Throughout reception week at Fort Jackson, everybody was ready to do all things through Christ who strengthened them.  Upon running of that bus for the first real day of training, though, I was faced with a challenge that, for probably the first time in my life, appeared as if its being overcome would not just be a question of finding the motivation and will, but also one of inherent ability.  I was never more doubtful that that first day or two.  No problem though, I had a standing appointment with God every Sunday morning.  But at that first ‘Protestant – non-denominational’ service at Fort Jackson, something was not right (and it was not just that I did not know any of the words to any of the songs).  At first, I blamed my distraction and Sunday morning depression on simply missing First Baptist and its people.  I soon came to feel, however, that I had subconsciously decided that God could not be met for any extended period of time anywhere but in this building.  The chaplain’s messages were good, but even as the weeks went on and I learned the words to most of the praise songs and was able to tune out the chattering of those in the back rows there only to avoid the yelling drill sergeants, I still found much of those times of worship unfocused and unfulfilling.
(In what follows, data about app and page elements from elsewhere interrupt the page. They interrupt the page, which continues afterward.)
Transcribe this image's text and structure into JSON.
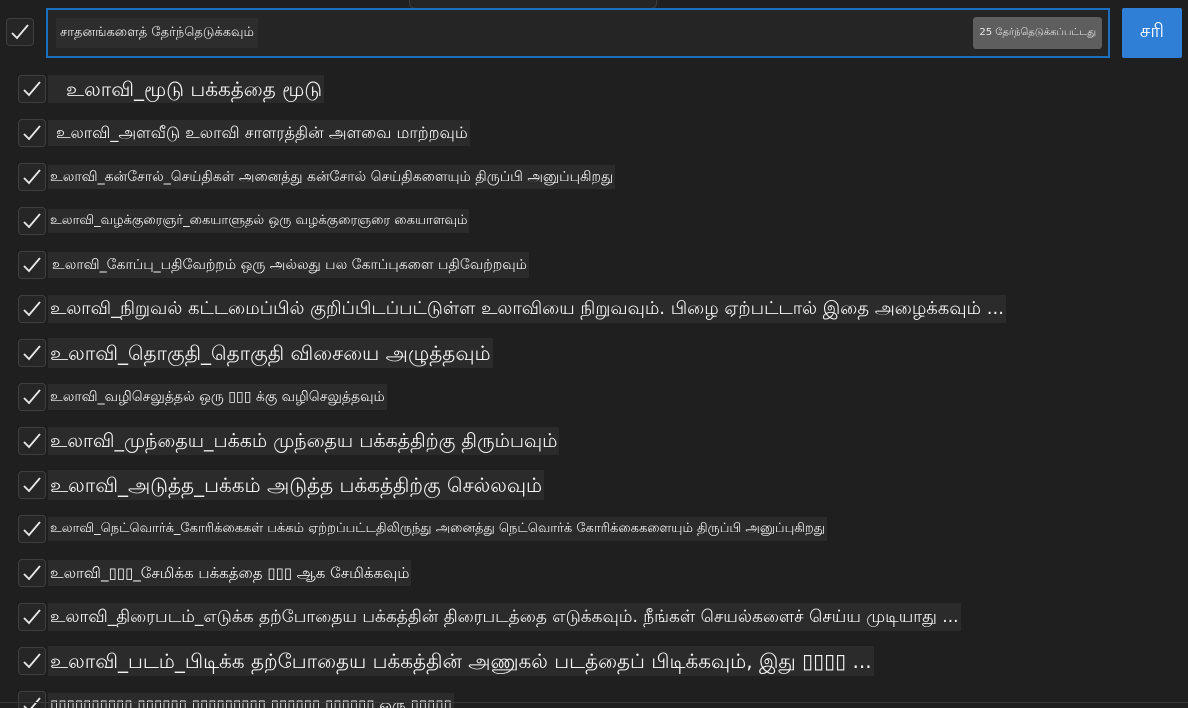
{
  "search": {
    "value": "சாதனங்களைத் தேர்ந்தெடுக்கவும்",
    "count_badge": "25 தேர்ந்தெடுக்கப்பட்டது",
    "ok_label": "சரி"
  },
  "tools": [
    {
      "name": "உலாவி_மூடு",
      "desc": "பக்கத்தை மூடு"
    },
    {
      "name": "உலாவி_அளவீடு",
      "desc": "உலாவி சாளரத்தின் அளவை மாற்றவும்"
    },
    {
      "name": "உலாவி_கன்சோல்_செய்திகள்",
      "desc": "அனைத்து கன்சோல் செய்திகளையும் திருப்பி அனுப்புகிறது"
    },
    {
      "name": "உலாவி_வழக்குரைஞர்_கையாளுதல்",
      "desc": "ஒரு வழக்குரைஞரை கையாளவும்"
    },
    {
      "name": "உலாவி_கோப்பு_பதிவேற்றம்",
      "desc": "ஒரு அல்லது பல கோப்புகளை பதிவேற்றவும்"
    },
    {
      "name": "உலாவி_நிறுவல்",
      "desc": "கட்டமைப்பில் குறிப்பிடப்பட்டுள்ள உலாவியை நிறுவவும். பிழை ஏற்பட்டால் இதை அழைக்கவும் ..."
    },
    {
      "name": "உலாவி_தொகுதி_தொகுதி",
      "desc": "விசையை அழுத்தவும்"
    },
    {
      "name": "உலாவி_வழிசெலுத்தல்",
      "desc": "ஒரு ▯▯▯ க்கு வழிசெலுத்தவும்"
    },
    {
      "name": "உலாவி_முந்தைய_பக்கம்",
      "desc": "முந்தைய பக்கத்திற்கு திரும்பவும்"
    },
    {
      "name": "உலாவி_அடுத்த_பக்கம்",
      "desc": "அடுத்த பக்கத்திற்கு செல்லவும்"
    },
    {
      "name": "உலாவி_நெட்வொர்க்_கோரிக்கைகள்",
      "desc": "பக்கம் ஏற்றப்பட்டதிலிருந்து அனைத்து நெட்வொர்க் கோரிக்கைகளையும் திருப்பி அனுப்புகிறது"
    },
    {
      "name": "உலாவி_▯▯▯_சேமிக்க",
      "desc": "பக்கத்தை ▯▯▯ ஆக சேமிக்கவும்"
    },
    {
      "name": "உலாவி_திரைபடம்_எடுக்க",
      "desc": "தற்போதைய பக்கத்தின் திரைபடத்தை எடுக்கவும். நீங்கள் செயல்களைச் செய்ய முடியாது ..."
    },
    {
      "name": "உலாவி_படம்_பிடிக்க",
      "desc": "தற்போதைய பக்கத்தின் அணுகல் படத்தைப் பிடிக்கவும், இது ▯▯▯▯ ..."
    },
    {
      "name": "▯▯▯▯▯▯▯▯▯▯ ▯▯▯▯▯▯ ▯▯▯▯▯▯▯▯▯ ▯▯▯▯▯▯",
      "desc": "▯▯▯▯▯▯ ஒரு ▯▯▯▯▯"
    }
  ]
}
Over those same weeks, I discovered myself being more open to communication to and from God at all other hours of the weekday.  I was talking to and praising Him everywhere — in line at the marksmanship range, in line for meals, in line for the latrine, in line for the bus, in line for the sake of being in line…at 4 o’clock A.M., while folding the tightest hospital corners and bed in Bravo Company ever saw, I interspersed my ever-popular infomercials on the amenities offered at the Hotel Fort Jackson with psalms, hymns, and spiritual songs (‘This Joy I Have’ and ‘O Thou that Tellest Good Tidings to Zion’ were two standbys my bunkmates got to know well, even if they never really grew to enjoy the early morning performances).  While drill sergeants made on-the-spot corrections, I got into the habit of making on-the-spot prayer, not putting off until that evening or Sunday morning what could be addressed right away.  And the blessed assurance that came at these times brought greater comfort in the knowledge that He was always there.

We know God is omnipresent, but do we always act as if we really appreciate His presence?  If we truly understood that the Creator of the universe and everything in it, the One who sent His Son to die for the sins of all mankind, from the slight to the most atrocious, was alongside us, open to conversation all day, everyday, here, there, everywhere, would we be so quick to reach for mindless activities on the smart-phone during every lull in the day?  So quick to allow feelings of doubt, negativity, or self-pity to hinder our forward progress?  Or would we spend a little more of our time contemplating his greatness and constancy, expressing eternal thanks for His wonderful gifts, continuing to attempt to live in such a way that we might be that much more worthy of them, though at the end we will always fall short.  The magnitude of all this may be too large for immediate comprehension and action, but I believe we can place greater emphasis on the perpetual availability of God during the constant work in progress that is our Christian lives.

Now, I do not want anyone to leave thinking Thomas Smith stood up this morning and said “hey y’all, we don’t need church!”  I am a firm believer in the support that organized religion, communal worship (particularly of the Baptist variety), and fellowship brings to our faith.  But we cannot let our God be limited by our preferred style of worship, our church, or our denomination, though I believe there is nothing wrong with preferences in any of these areas as long as they lead to genuine worship that serves only Him.  I have seen how easily our love for a particular place can get in the way of our ability to worship and communicate with God when we are not in that place, which is not to say that these places and their people should not be held close to our hearts…as I seek out a new house of regular worship in Georgia a week or two from now, I will always remember the people met and lessons learned at First Baptist Greensboro.  Thank you all for listening and may the Lord continue to bless and keep you and this church – Amen.